* _Extracted data_:
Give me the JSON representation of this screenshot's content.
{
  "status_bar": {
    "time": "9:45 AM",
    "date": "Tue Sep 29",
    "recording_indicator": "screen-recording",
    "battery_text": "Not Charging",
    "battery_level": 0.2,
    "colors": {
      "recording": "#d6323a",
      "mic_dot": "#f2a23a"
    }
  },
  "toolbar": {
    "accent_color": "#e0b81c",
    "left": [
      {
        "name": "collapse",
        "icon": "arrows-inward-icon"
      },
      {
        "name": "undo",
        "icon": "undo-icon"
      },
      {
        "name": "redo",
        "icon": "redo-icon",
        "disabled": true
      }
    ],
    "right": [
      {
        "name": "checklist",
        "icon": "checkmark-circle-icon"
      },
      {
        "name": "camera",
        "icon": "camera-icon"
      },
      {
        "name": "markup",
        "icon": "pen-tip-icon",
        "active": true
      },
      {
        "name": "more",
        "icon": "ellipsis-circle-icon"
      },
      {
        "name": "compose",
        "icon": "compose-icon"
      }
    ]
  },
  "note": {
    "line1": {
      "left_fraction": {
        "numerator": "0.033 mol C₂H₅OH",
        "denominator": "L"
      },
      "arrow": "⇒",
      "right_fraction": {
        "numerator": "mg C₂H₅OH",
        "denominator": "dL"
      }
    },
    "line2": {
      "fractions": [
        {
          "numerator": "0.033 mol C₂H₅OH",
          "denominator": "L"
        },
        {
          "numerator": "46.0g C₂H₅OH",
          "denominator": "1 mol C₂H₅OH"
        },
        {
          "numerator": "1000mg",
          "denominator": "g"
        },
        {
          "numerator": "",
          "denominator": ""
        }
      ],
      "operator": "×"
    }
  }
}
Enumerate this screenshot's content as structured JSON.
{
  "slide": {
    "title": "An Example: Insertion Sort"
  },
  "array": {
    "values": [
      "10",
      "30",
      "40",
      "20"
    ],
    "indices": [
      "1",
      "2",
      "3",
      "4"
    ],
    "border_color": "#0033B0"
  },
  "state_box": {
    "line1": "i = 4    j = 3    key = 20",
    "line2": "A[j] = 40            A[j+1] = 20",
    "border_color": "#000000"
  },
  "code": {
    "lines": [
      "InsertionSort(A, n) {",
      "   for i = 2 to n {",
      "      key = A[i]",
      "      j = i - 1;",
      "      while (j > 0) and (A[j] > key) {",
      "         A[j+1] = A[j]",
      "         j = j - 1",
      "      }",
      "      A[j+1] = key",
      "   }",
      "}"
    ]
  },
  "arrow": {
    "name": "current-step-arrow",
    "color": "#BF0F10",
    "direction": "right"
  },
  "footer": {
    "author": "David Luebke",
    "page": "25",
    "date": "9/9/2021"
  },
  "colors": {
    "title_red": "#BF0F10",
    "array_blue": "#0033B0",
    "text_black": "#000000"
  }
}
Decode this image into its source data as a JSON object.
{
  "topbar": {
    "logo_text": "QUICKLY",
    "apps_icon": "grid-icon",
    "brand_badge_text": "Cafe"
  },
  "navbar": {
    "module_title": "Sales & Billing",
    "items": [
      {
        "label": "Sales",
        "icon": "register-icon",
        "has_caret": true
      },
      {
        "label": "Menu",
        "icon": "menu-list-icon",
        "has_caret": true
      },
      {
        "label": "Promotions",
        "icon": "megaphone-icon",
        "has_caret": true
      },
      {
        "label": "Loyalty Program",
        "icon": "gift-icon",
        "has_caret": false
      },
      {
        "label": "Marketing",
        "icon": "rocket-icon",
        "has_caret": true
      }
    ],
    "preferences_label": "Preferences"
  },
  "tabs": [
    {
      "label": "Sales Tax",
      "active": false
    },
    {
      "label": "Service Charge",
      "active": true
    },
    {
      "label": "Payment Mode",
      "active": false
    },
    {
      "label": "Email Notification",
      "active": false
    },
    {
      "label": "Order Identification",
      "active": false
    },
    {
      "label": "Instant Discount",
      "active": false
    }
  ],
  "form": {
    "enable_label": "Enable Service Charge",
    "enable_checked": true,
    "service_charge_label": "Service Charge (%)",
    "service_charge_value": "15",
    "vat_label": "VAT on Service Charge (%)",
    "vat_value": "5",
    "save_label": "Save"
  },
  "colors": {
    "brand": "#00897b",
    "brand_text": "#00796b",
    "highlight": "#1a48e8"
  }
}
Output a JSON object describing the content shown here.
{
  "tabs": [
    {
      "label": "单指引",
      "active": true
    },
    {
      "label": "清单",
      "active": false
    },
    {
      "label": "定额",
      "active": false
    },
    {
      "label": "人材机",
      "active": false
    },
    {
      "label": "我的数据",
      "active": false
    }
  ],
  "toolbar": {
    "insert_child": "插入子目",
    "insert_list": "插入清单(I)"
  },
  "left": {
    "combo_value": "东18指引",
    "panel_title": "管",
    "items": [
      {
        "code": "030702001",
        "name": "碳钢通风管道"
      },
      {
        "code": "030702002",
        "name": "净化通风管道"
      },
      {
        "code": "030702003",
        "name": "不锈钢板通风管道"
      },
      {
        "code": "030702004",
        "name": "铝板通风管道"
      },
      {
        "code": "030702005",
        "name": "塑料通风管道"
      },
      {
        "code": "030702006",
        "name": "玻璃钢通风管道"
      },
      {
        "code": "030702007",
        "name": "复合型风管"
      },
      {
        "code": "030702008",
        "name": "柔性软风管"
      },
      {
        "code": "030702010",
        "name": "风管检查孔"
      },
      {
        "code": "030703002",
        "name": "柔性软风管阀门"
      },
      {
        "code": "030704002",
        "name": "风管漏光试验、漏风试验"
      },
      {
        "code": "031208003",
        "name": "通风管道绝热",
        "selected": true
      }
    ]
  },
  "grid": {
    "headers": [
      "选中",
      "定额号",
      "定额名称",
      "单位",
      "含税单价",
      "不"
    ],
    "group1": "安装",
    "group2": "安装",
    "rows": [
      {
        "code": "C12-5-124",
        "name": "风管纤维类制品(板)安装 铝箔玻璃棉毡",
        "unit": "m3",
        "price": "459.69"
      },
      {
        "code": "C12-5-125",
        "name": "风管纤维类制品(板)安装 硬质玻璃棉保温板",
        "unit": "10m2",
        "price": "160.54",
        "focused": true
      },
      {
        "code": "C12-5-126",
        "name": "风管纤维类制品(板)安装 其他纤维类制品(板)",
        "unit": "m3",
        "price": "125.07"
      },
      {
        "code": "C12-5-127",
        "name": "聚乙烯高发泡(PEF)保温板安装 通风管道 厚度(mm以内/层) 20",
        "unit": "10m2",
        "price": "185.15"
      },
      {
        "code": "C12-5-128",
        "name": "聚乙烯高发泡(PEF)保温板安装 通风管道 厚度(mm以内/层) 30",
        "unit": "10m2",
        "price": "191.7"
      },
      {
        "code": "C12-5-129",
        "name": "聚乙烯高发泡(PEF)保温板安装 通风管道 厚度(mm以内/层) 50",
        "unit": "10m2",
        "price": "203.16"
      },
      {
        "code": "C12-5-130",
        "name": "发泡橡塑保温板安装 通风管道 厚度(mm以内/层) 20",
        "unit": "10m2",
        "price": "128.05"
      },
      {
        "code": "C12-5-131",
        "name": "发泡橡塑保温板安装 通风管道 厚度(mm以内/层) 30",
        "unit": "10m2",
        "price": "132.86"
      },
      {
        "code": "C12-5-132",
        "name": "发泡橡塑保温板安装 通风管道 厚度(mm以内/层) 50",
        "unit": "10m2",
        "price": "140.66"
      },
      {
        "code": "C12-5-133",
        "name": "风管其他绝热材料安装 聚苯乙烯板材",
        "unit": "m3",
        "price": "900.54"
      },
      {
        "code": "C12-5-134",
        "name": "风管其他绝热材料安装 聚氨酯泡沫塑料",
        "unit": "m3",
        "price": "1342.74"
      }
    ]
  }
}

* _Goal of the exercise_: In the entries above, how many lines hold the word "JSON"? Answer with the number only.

* _Reply to the task_: 4